2. Limitations in Combatting Specific Fires
While Fire Extinguishers are useful in many cases, they may not be the best option for certain fire types, such as grease fires. It’s important to evaluate the specific applications and potential limitations before deciding to install a fire sprinkler system.
Fire Extinguisher Types/Classes.
The six main fire extinguisher types are :
water, foam, CO2, powder, water mist, and wet chemicals.
Each of the different types of fire extinguisher is fit for different fire types. You must buy the perfect fire extinguisher for your needs.
1. Water fire extinguishers:
- They have a red label with a class A rating. They are just for fighting fires concerning solid combustibles such as wood, paper, and textiles.
- If dielectrically tested, a few models are safe to use with an electrical supply. If not, one must exercise caution when near electrical equipment.
2. AF foam fire extinguishers
- They have a cream label and are highly effective on class A and class B fires (the foaming agent helps to prevent re-ignition).
- If foam extinguishers have been dielectrically tested they can be used on electrical appliances.
3. CO2 fire extinguishers
- The label on CO2 fire extinguishers is black. Their class B fire rating comes from the fact that they were first intended to be used on flammable liquid fires.
- Since CO2 is not a conductor and leaves no toxic residue behind, it can be used in electrical fires.
4. ABC powder fire extinguishers
- The label on ABC powder fire extinguishers is blue. Their versatility allows them to be applied to electrical fires as well as class A, B, and C fires.
- They come in a variety of sizes ranging from 1 to 9 kilograms, making them perfect for use in settings with a combination of fire hazards. However, employing powder extinguishers indoors has a danger of inhalation. For this reason, it is not advised to use powder fire extinguishers in workplaces, houses, or tiny spaces. restricted to machines outside and engine rooms.
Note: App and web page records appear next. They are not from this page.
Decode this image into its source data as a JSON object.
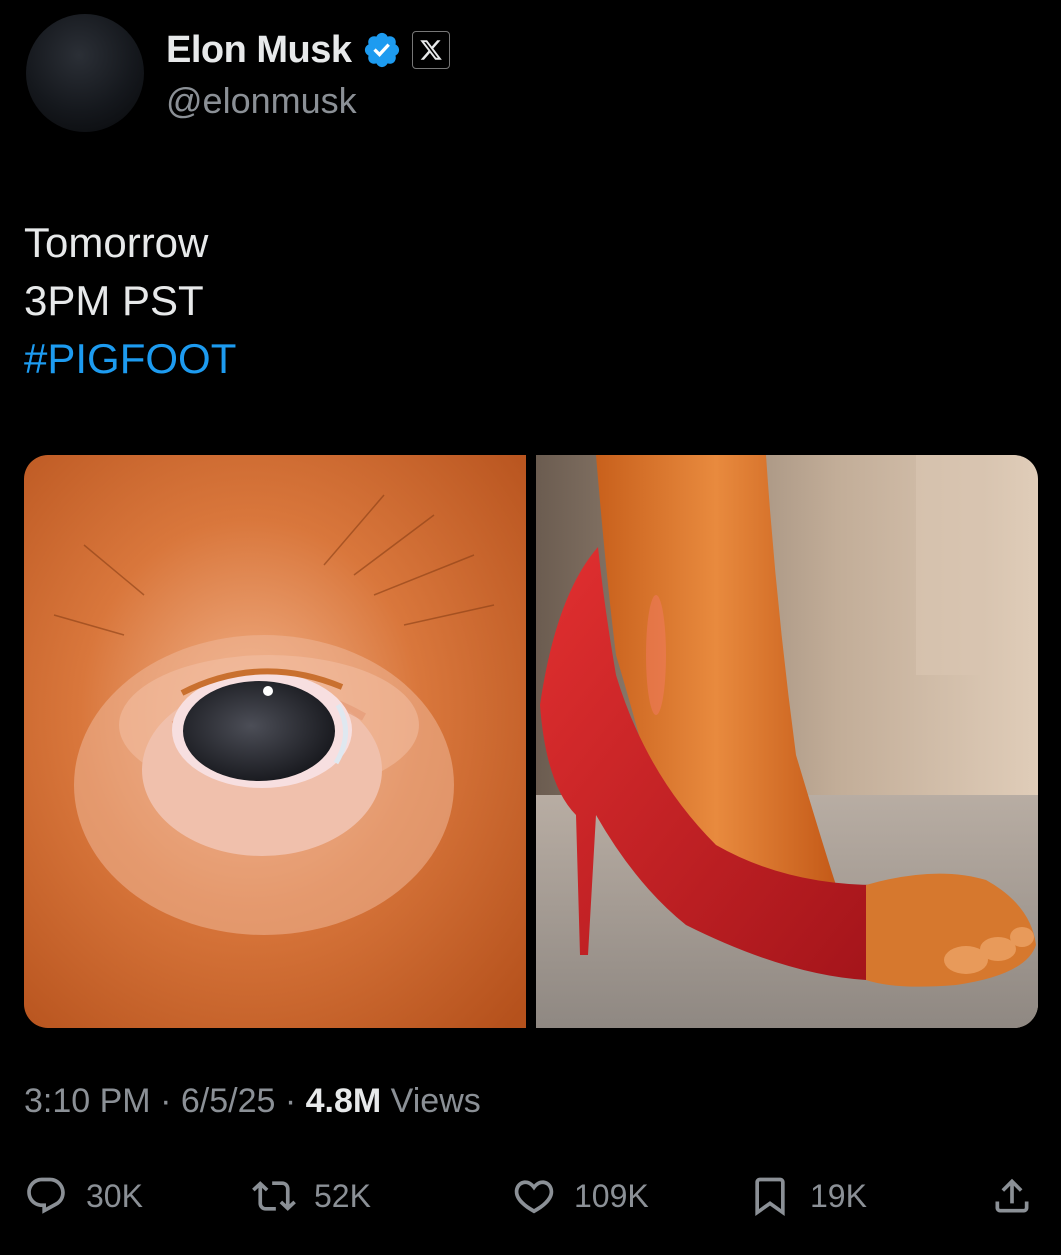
{
  "author": {
    "display_name": "Elon Musk",
    "handle": "@elonmusk",
    "verified_icon": "verified-badge-icon",
    "affiliation_icon": "x-logo-icon",
    "verified_color": "#1d9bf0"
  },
  "tweet": {
    "lines": [
      "Tomorrow",
      "3PM PST"
    ],
    "hashtag": "#PIGFOOT",
    "hashtag_color": "#1d9bf0"
  },
  "media": [
    {
      "name": "pig-eye-image"
    },
    {
      "name": "pig-foot-heel-image"
    }
  ],
  "meta": {
    "time": "3:10 PM",
    "separator": "·",
    "date": "6/5/25",
    "views_count": "4.8M",
    "views_label": "Views"
  },
  "actions": {
    "replies": {
      "count": "30K",
      "icon": "reply-icon"
    },
    "reposts": {
      "count": "52K",
      "icon": "repost-icon"
    },
    "likes": {
      "count": "109K",
      "icon": "heart-icon"
    },
    "bookmarks": {
      "count": "19K",
      "icon": "bookmark-icon"
    },
    "share": {
      "icon": "share-icon"
    }
  },
  "colors": {
    "background": "#000000",
    "text_primary": "#e7e9ea",
    "text_secondary": "#8b9096",
    "accent": "#1d9bf0"
  }
}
5. De-ionised water mist fire extinguishers
- They are quite successful on class A, B, and C as well as burning electrical equipment, and they come with a white label. Although water mist extinguishers are certified to put out class F fires as well, we do not advise using water mist on fires that are higher than a 5F rating, which is the same as a home deep fat fryer.
- The supersonic nozzle of the water mist extinguishers has a unique design that produces a small mist curtain that lowers the oxygen concentration. Since the de-ionized water mist does not carry electricity and does not create puddles that could cause electrocution, water mist extinguishers are safe and appropriate for use on burning electrical equipment.
6. Wet chemical fire extinguishers
- Wet chemical fire extinguishers are made especially to put out flames caused by combustible cooking materials like burning oil and fat; they are identified by a yellow label.
- They include a unique lance applicator nozzle and a class F classification. The 3-liter Gloria wet chemical fire extinguisher is an exception to the rule that they are not meant to be used on class B fires (petrol, diesel, paint, paraffin, etc.). Instead, they typically carry an extra class A rating.
In conclusion, the preference between fire suppression systems and fire extinguishers for fire safety depends on the specific conditions and environmental needs. Fire suppression systems perform in conditions where water is not a suitable extinguishing agent, while fire extinguishers offer a cost-effective and movable solution for small types of fires. Choosing the right type of fire extinguisher is necessary for effective fire control, and understanding the differences between these fire protection methods is essential for completing a well-informed Judgement.